== RECORDS FOR THE EXERCISE

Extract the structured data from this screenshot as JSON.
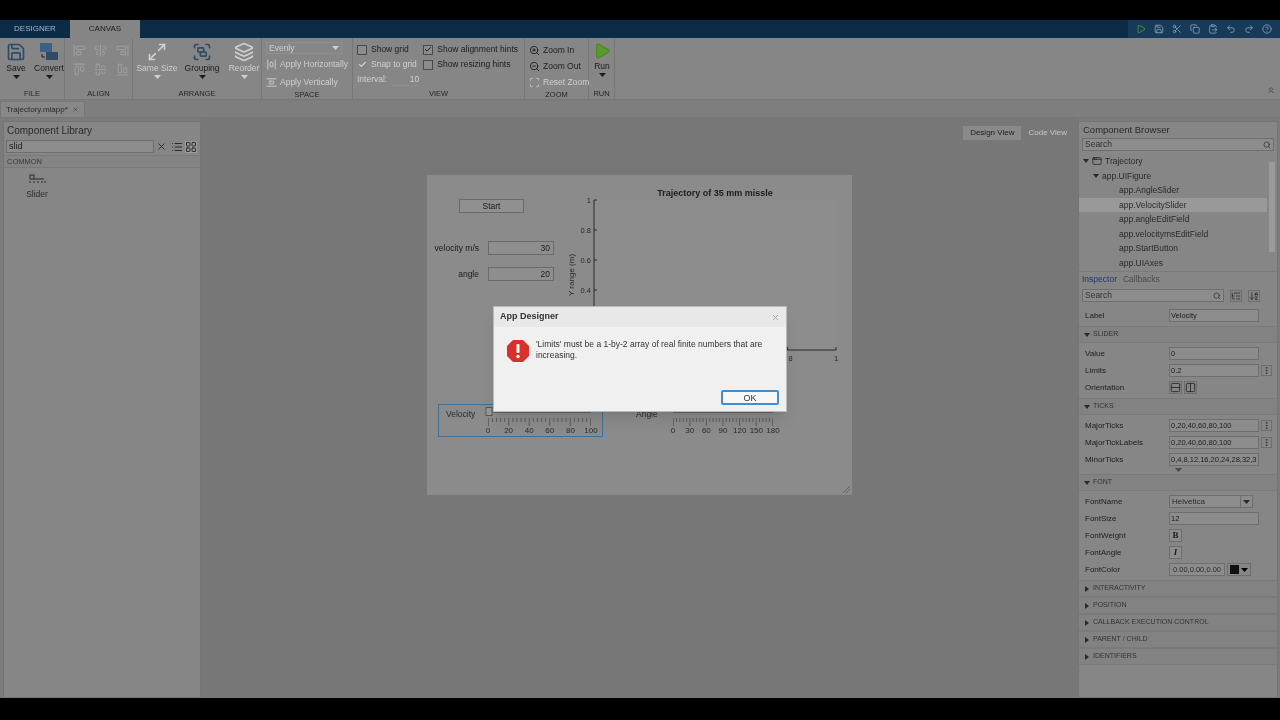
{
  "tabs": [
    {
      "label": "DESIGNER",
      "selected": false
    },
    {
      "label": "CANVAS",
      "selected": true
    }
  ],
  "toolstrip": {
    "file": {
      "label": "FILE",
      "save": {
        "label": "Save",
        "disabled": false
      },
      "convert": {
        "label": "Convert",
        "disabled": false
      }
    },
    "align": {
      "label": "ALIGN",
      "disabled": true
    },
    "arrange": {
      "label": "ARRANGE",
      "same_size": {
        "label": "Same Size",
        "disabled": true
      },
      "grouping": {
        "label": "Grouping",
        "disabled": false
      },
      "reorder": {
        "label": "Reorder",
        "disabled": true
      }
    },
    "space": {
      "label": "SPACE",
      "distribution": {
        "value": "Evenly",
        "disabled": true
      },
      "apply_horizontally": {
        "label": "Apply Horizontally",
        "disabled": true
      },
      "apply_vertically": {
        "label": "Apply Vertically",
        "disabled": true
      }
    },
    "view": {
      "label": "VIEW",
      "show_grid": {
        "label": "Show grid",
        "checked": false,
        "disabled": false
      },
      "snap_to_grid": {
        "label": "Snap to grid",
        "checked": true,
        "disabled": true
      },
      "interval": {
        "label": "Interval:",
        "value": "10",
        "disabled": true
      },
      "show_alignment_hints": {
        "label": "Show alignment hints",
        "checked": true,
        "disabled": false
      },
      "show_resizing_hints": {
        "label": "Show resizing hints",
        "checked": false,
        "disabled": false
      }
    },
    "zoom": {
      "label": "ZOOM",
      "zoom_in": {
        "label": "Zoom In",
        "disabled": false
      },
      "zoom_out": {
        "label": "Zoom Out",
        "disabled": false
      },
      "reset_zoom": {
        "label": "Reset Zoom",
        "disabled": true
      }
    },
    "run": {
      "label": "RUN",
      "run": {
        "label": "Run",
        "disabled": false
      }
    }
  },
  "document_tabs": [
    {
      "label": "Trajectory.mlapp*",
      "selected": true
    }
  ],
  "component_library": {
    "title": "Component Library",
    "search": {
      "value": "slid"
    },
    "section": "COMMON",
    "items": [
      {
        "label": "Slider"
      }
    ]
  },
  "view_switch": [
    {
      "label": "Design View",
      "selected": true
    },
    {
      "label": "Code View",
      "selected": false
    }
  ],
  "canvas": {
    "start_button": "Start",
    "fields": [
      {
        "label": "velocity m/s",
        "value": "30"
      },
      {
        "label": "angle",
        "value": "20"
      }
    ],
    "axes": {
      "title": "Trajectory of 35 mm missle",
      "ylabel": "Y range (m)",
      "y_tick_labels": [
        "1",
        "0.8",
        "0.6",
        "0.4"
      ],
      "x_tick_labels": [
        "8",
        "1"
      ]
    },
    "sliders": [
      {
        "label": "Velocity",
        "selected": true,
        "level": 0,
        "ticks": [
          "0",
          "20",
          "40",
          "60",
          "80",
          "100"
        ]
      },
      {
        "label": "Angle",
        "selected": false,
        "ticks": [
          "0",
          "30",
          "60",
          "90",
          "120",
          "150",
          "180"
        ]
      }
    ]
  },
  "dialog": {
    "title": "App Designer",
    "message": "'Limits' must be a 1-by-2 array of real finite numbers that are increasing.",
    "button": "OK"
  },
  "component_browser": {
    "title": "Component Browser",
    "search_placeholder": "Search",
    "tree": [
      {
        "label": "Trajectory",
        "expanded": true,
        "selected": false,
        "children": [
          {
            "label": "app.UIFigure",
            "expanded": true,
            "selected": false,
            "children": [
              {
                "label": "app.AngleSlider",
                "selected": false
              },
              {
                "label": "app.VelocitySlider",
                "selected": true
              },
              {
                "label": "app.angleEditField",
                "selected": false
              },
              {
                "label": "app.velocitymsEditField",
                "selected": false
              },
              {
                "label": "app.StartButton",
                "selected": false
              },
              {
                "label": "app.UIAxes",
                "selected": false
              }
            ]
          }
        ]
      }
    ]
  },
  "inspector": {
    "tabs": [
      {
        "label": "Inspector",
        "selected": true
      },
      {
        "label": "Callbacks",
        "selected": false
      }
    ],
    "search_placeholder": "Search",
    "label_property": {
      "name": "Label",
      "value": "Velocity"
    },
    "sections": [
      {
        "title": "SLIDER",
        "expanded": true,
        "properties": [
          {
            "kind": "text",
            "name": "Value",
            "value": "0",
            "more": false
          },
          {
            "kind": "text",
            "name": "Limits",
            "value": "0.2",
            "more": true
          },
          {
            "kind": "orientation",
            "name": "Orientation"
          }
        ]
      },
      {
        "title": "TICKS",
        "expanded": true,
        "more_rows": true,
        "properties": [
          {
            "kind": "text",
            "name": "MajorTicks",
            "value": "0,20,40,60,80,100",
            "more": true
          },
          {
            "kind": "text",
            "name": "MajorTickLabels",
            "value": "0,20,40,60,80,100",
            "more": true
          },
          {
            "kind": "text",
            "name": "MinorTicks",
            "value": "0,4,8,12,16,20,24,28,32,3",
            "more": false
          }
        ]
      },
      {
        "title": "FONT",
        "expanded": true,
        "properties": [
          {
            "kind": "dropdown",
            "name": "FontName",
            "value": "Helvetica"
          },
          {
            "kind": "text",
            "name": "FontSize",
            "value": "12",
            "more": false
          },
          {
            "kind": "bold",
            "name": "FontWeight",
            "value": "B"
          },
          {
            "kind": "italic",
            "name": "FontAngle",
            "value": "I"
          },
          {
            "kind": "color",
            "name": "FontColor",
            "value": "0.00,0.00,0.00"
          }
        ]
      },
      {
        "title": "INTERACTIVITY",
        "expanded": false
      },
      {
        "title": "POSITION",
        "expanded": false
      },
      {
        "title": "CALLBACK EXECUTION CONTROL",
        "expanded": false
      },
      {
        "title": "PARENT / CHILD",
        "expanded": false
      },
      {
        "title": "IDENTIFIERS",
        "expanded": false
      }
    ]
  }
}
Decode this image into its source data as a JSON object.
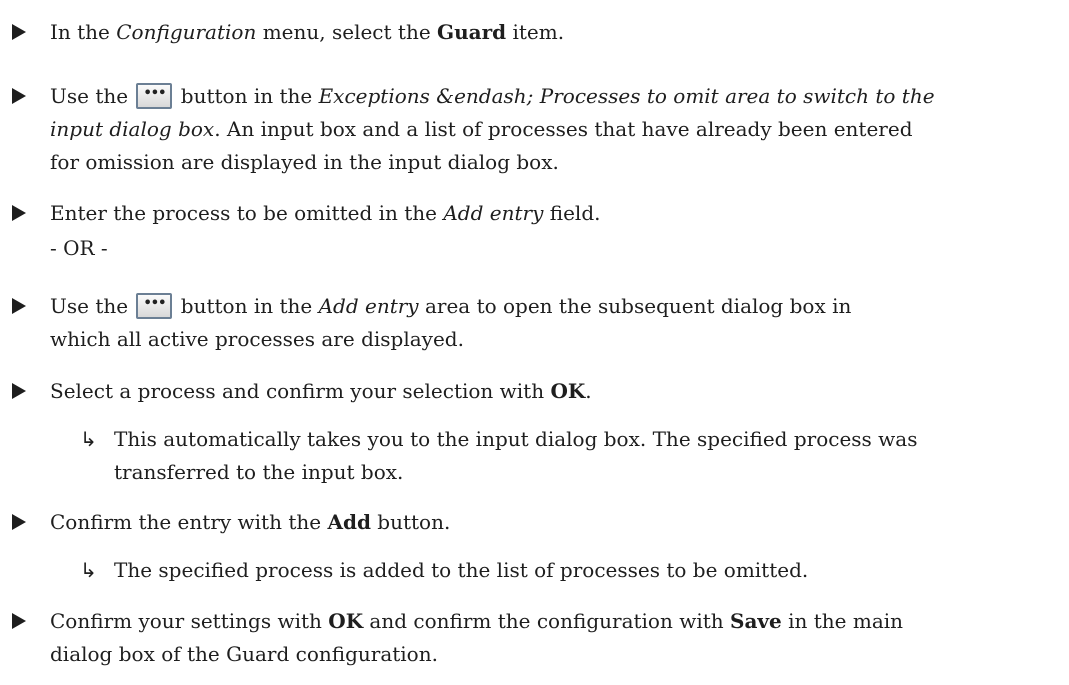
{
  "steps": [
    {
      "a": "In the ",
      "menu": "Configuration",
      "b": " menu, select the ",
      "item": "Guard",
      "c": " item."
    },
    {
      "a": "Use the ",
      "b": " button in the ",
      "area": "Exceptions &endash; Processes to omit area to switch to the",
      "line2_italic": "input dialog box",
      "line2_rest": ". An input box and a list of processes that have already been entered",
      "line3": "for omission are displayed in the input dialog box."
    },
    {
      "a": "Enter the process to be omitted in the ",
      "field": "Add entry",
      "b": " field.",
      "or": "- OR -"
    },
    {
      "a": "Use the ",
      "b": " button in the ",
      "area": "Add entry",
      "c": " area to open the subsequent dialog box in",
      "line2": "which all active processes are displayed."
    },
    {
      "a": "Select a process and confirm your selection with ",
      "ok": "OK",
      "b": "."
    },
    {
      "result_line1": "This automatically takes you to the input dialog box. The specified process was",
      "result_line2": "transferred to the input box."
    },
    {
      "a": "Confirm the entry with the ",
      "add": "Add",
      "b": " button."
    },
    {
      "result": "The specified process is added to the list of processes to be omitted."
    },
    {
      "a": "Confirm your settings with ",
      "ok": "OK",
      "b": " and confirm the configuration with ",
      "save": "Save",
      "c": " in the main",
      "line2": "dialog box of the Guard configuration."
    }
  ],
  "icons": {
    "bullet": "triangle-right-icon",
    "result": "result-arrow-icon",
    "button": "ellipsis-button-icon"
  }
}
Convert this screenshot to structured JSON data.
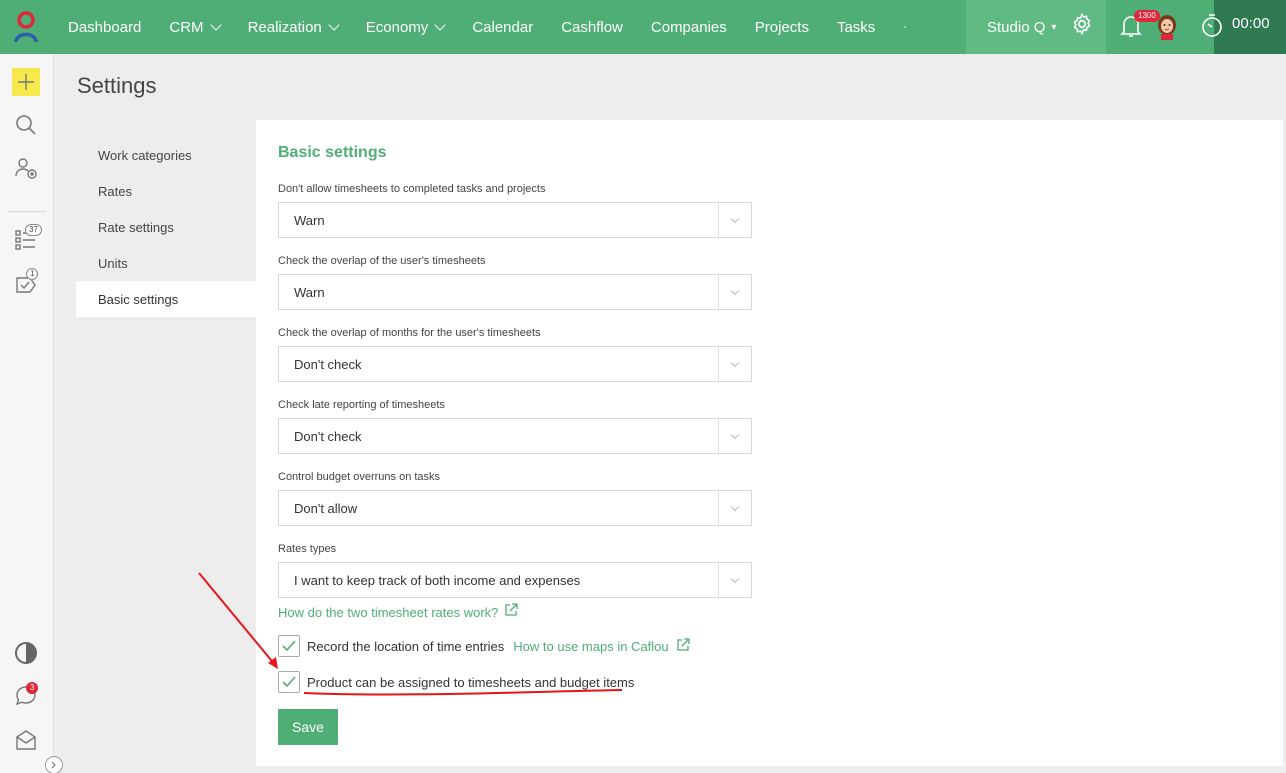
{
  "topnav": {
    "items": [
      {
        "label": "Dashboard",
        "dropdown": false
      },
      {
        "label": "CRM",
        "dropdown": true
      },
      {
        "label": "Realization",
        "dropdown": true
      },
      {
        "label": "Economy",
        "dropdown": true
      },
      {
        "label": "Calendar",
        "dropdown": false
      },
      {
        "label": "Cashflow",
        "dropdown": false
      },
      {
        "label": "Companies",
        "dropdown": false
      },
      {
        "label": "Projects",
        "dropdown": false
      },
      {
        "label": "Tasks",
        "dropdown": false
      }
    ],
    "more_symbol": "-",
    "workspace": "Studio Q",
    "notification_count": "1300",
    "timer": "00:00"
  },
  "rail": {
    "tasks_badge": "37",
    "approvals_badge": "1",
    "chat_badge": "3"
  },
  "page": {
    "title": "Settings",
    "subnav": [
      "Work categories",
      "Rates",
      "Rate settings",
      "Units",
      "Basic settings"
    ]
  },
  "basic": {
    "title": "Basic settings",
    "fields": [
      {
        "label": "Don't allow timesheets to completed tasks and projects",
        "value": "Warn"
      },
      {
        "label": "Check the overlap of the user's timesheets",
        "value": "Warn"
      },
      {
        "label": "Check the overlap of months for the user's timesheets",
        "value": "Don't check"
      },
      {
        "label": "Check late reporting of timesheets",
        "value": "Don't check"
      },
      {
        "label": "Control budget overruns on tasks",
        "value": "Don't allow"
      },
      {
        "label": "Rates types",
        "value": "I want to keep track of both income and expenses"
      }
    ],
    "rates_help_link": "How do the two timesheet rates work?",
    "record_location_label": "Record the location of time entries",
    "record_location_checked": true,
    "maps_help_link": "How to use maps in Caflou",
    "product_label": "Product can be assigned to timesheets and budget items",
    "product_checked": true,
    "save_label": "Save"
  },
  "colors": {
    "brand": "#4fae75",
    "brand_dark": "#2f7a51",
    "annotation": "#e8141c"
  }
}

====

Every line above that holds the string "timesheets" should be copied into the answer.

        "label": "Don't allow timesheets to completed tasks and projects",
        "label": "Check the overlap of the user's timesheets",
        "label": "Check the overlap of months for the user's timesheets",
        "label": "Check late reporting of timesheets",
    "product_label": "Product can be assigned to timesheets and budget items",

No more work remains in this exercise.